## EXERCISE
In which lines of the data does the string "enabled" appear? Copy every one.

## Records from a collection
*** Block opens ***

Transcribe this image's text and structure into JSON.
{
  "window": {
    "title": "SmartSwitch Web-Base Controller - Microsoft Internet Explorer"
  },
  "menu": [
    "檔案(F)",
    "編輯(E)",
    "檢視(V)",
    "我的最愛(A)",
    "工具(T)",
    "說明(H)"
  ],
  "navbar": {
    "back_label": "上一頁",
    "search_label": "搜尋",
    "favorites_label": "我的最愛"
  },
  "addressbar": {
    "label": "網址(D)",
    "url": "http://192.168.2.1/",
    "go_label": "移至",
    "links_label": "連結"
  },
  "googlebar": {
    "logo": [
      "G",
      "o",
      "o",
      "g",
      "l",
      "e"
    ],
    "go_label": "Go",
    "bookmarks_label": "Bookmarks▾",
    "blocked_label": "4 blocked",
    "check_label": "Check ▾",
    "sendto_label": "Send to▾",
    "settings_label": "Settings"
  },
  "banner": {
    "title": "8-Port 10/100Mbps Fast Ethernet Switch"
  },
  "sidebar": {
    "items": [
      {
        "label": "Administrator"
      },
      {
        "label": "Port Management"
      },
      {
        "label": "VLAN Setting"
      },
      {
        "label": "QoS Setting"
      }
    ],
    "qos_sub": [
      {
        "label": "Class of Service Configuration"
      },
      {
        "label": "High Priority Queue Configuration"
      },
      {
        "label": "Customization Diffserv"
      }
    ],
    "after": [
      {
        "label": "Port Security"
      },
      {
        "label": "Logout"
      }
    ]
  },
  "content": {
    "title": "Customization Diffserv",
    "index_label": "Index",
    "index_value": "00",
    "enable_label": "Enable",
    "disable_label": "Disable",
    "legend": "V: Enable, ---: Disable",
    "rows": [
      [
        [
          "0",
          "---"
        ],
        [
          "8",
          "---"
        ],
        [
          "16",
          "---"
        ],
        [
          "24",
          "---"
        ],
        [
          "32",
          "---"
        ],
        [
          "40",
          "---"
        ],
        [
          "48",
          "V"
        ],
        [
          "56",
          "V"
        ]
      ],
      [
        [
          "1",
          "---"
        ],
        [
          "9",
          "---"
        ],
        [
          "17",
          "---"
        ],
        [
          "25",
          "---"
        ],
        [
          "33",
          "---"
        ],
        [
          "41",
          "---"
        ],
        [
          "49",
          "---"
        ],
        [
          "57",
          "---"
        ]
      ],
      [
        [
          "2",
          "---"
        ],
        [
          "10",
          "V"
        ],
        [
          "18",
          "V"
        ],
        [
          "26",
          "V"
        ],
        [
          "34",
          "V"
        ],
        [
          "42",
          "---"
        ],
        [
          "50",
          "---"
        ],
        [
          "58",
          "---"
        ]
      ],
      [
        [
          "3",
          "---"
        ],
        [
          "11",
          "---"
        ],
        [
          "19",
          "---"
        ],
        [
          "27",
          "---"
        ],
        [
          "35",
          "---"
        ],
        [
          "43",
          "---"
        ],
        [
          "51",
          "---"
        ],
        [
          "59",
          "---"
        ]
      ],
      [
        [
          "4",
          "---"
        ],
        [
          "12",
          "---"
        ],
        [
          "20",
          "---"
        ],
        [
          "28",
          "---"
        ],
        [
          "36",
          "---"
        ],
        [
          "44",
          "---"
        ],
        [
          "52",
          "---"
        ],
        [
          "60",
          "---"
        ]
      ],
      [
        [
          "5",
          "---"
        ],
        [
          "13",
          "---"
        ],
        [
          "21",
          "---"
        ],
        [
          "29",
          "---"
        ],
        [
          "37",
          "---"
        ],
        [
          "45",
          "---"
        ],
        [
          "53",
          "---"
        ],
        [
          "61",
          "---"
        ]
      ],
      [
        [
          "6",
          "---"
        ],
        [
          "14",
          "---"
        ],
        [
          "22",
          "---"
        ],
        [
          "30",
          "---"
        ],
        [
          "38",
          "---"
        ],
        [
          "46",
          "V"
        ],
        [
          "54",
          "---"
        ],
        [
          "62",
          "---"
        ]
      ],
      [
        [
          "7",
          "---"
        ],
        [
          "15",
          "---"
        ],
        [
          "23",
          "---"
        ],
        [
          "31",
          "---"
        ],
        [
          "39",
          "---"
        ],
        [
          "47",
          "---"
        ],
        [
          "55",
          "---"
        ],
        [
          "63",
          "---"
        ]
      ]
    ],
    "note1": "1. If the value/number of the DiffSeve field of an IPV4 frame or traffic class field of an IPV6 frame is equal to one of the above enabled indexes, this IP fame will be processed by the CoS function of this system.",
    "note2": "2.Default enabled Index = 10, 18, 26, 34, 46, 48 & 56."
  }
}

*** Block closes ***

## RESULT OF THIS EXERCISE
    "note1": "1. If the value/number of the DiffSeve field of an IPV4 frame or traffic class field of an IPV6 frame is equal to one of the above enabled indexes, this IP fame will be processed by the CoS function of this system.",
    "note2": "2.Default enabled Index = 10, 18, 26, 34, 46, 48 & 56."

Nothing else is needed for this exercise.